In 1999, when Xavi broke into the Barcelona first team, and Guardiola's future looked uncertain a journalist went up to the present coach of the Catalans during a training session at the academy, and pointed in Xavi's direction, saying, "This kid will soon put you out of business."

Never one without an interesting retort, Guardiola pointed to the direction of a 15-year-old Anders Iniesta, and said, "You may be right, but that kid (Iniesta) is going to put us all out of business."
At La Masia, they identify talent young, and identify it well.

The academy was envisioned by the man who turned things around in Catalonia, Dutch master Johan Cruyff, as a place where Barcelona could house and train youngsters from across the region. Cryuff's inspiration was pretty straightforward - replicate the success of his mentor Rinus Michels at Ajax Amsterdam, where Total Football was born.

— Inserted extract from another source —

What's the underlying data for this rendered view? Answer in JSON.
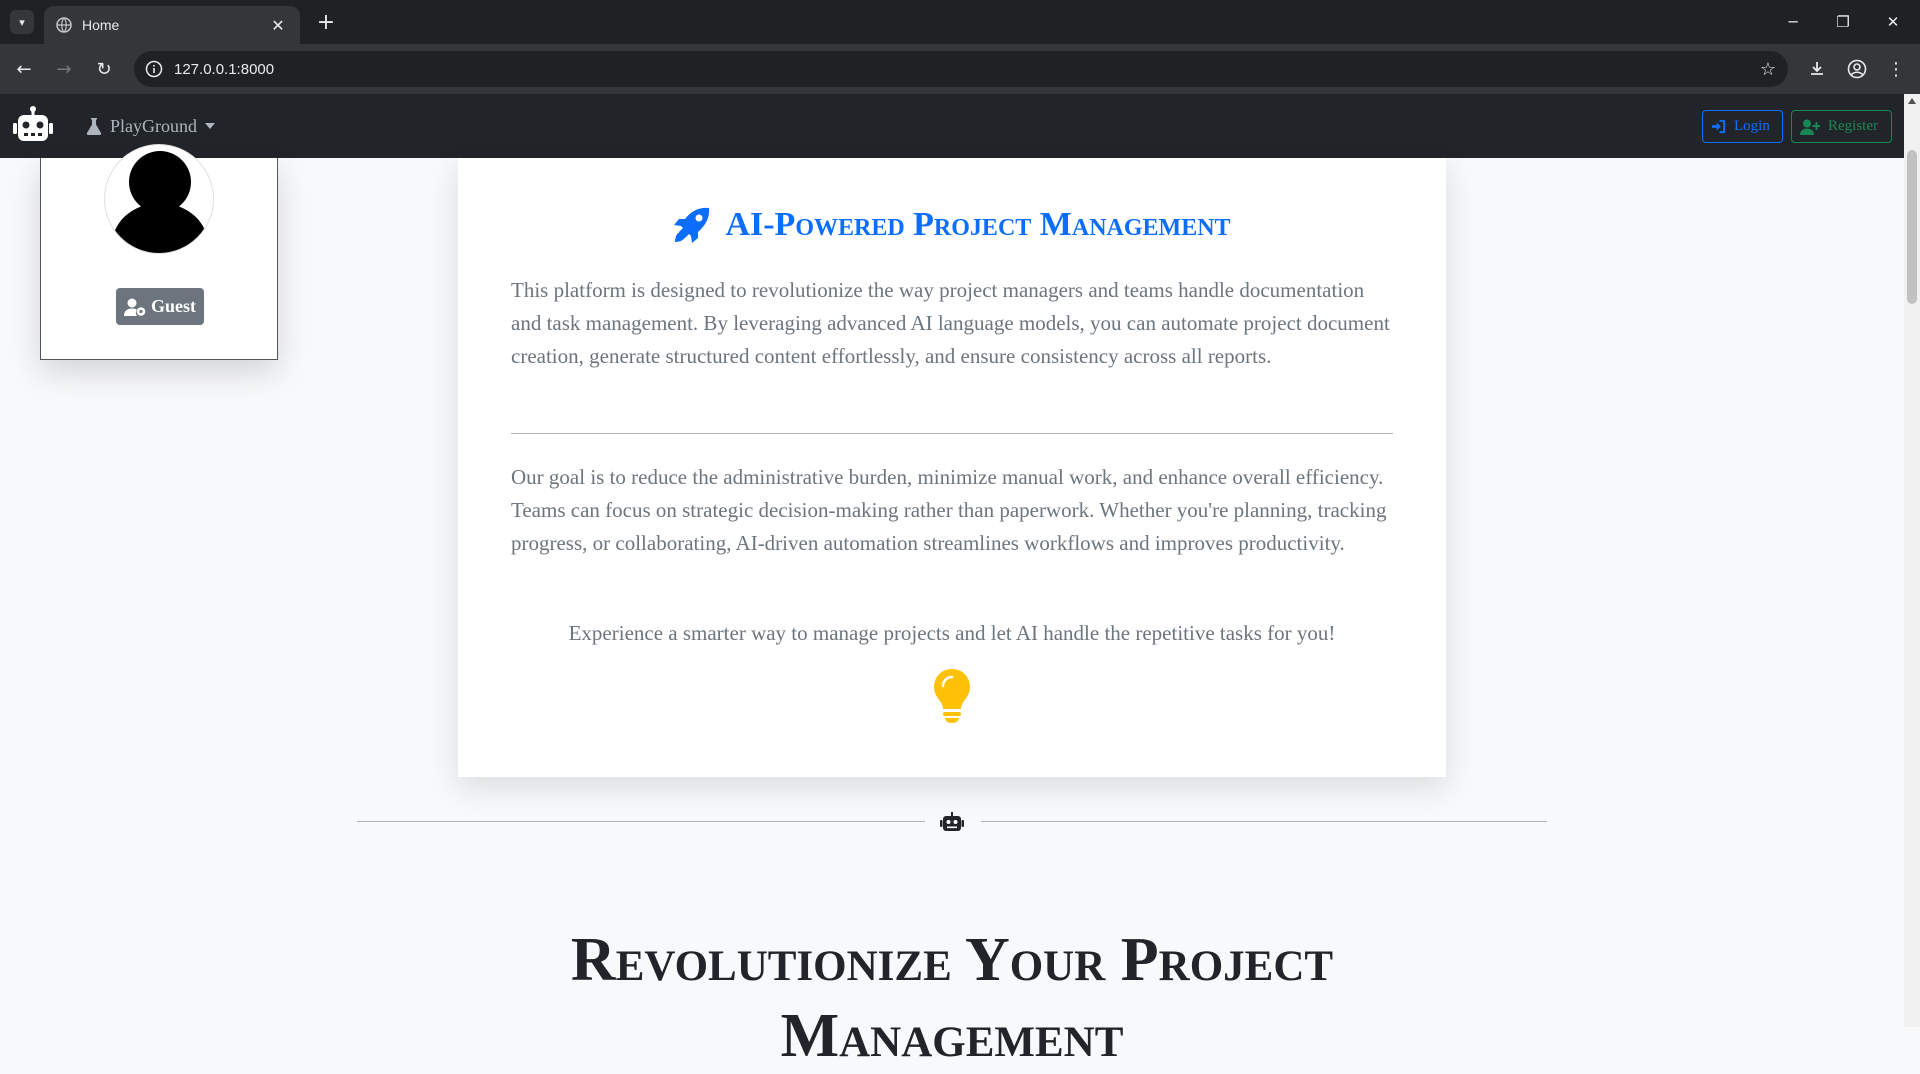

In 1979, the academy, which shadows Barcelona's iconic Nou Camp, was officially inaugurated. Some laud Cryuff for his foresight, but it was another Dutchman, Louis van Gaal, who turned things around and ensured the kind of success that has seen it become the first football academy to have reared the three finalists for the Ballon d'Or. Van Gaal said, as far back as 1999 that he "wanted to field a starting XI comprising only of La Masia graduates", and was the coach who helped Carles Puyol, Xavi and Iniesta, break into the first team. Barcelona's decision to move out of the facility by 2012 will mean the end of an era, but as long as the guiding philosophy of La Masia is kept alive, the Catalans will continue to churn out footballers at record pace.